DIRECTIONS FOR THIS TASK: Go through the data and copy each line where the word "JSON" shows up.

------ AVAILABLE DATA ------

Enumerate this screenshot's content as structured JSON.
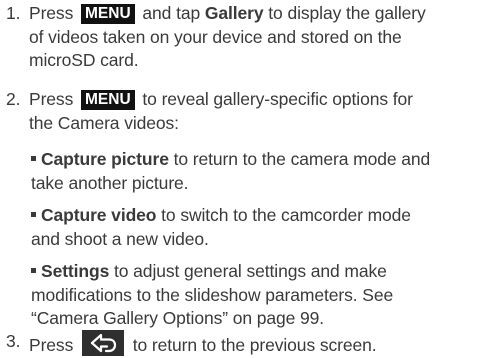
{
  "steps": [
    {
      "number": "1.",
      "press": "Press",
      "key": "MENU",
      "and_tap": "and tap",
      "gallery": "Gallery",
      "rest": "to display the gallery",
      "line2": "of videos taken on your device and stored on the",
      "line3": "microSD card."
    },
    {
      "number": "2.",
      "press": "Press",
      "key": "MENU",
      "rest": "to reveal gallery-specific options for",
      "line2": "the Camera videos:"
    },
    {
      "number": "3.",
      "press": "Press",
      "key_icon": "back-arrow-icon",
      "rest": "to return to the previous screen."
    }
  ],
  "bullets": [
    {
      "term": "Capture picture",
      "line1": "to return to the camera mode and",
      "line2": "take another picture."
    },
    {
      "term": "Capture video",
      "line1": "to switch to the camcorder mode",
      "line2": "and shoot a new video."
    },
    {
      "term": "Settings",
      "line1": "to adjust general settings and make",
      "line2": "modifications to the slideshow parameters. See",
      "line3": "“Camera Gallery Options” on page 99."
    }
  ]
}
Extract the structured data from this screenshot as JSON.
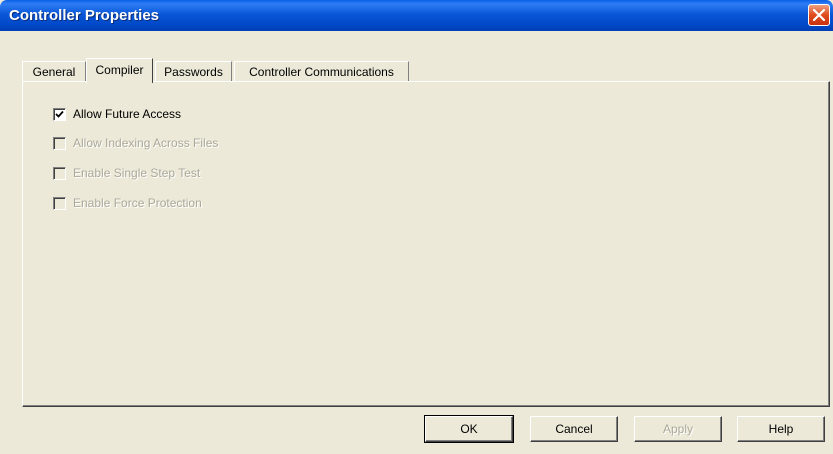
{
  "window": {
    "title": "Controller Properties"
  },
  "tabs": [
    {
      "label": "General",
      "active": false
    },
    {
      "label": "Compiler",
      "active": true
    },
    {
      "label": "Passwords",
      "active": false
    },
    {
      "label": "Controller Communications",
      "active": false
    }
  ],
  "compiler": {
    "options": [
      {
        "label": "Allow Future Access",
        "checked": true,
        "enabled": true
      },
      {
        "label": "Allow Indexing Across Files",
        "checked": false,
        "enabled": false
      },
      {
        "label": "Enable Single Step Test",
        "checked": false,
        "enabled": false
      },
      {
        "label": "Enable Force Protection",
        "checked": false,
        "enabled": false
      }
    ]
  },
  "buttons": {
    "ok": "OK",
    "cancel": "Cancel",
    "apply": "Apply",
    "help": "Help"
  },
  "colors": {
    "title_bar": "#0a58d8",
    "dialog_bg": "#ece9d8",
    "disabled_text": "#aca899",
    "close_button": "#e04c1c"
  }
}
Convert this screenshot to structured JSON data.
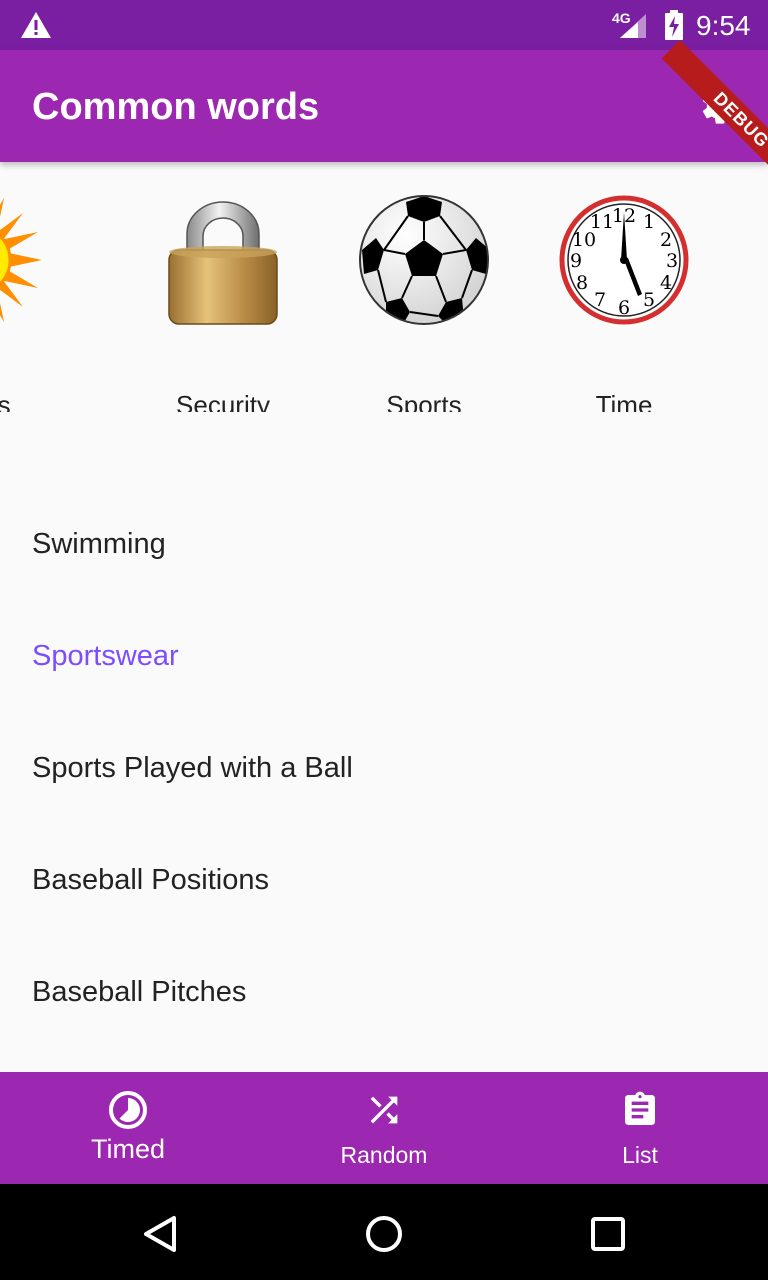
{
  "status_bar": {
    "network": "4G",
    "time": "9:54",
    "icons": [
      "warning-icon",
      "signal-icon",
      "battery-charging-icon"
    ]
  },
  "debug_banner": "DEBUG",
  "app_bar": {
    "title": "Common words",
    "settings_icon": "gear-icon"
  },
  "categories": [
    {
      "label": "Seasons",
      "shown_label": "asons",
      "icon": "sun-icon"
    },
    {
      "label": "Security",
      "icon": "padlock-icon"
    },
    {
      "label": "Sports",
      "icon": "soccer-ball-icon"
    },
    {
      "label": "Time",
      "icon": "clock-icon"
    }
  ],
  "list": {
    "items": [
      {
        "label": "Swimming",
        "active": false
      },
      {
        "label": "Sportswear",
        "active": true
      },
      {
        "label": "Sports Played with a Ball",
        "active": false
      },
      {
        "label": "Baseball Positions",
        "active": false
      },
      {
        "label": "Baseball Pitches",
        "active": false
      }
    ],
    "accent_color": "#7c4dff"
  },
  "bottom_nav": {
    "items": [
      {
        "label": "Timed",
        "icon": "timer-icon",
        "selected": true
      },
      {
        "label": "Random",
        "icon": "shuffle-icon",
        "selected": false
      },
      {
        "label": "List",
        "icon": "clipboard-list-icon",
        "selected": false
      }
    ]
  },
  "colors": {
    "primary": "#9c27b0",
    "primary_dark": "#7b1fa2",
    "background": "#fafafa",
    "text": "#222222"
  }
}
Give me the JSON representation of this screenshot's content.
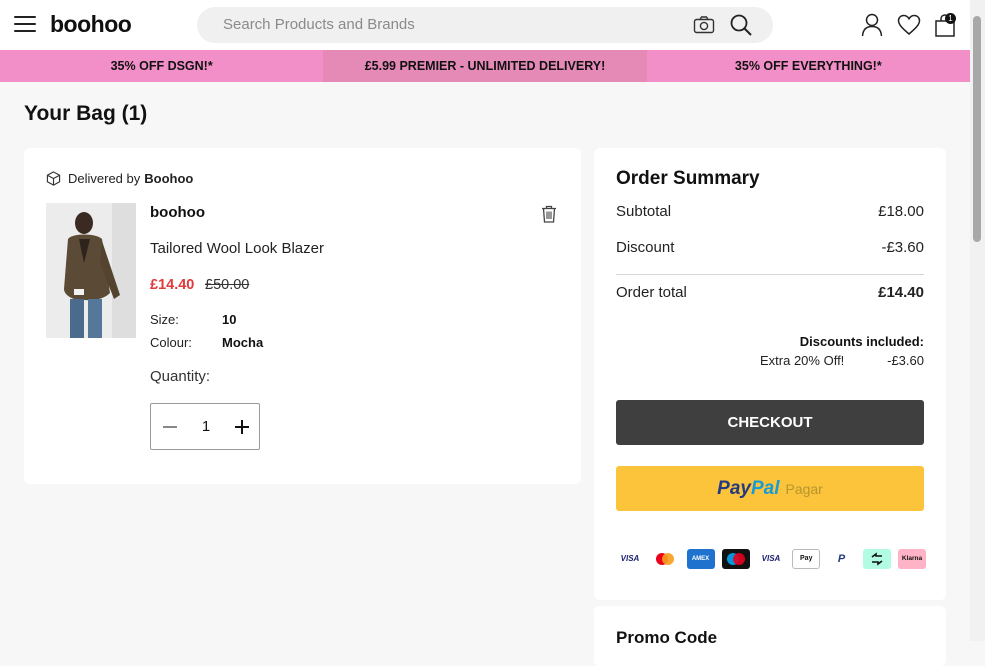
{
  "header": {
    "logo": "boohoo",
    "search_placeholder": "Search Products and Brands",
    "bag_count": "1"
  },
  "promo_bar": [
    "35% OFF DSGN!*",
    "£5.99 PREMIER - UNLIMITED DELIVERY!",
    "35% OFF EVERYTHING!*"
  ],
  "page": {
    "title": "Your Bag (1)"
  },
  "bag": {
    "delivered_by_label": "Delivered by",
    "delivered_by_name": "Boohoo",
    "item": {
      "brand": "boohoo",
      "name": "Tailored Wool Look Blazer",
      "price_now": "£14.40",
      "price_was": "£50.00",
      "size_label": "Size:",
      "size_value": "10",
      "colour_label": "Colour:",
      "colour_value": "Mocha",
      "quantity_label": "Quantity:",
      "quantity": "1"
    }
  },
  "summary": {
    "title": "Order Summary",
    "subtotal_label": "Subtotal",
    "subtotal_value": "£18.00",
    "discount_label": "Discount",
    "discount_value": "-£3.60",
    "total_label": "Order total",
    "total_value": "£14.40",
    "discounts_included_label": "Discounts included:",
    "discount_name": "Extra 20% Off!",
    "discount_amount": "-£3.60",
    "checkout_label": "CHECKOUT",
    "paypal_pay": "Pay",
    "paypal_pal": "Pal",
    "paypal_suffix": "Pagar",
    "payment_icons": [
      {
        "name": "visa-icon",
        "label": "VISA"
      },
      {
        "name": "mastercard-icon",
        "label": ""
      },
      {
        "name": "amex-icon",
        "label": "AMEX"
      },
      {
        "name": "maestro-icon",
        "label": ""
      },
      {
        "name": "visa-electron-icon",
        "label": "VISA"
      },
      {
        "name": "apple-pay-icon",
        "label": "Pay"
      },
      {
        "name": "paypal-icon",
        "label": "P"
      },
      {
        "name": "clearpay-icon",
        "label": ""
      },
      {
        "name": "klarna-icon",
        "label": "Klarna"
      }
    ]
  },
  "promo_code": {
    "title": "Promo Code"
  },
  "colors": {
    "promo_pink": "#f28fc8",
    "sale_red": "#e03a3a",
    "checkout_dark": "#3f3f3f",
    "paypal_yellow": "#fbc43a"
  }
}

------

FINAL ANSWER:
Enumerate this screenshot's content as structured JSON.
Extract the structured data from this screenshot as JSON.
Convert this screenshot to structured JSON data.
Give me the JSON representation of this screenshot's content.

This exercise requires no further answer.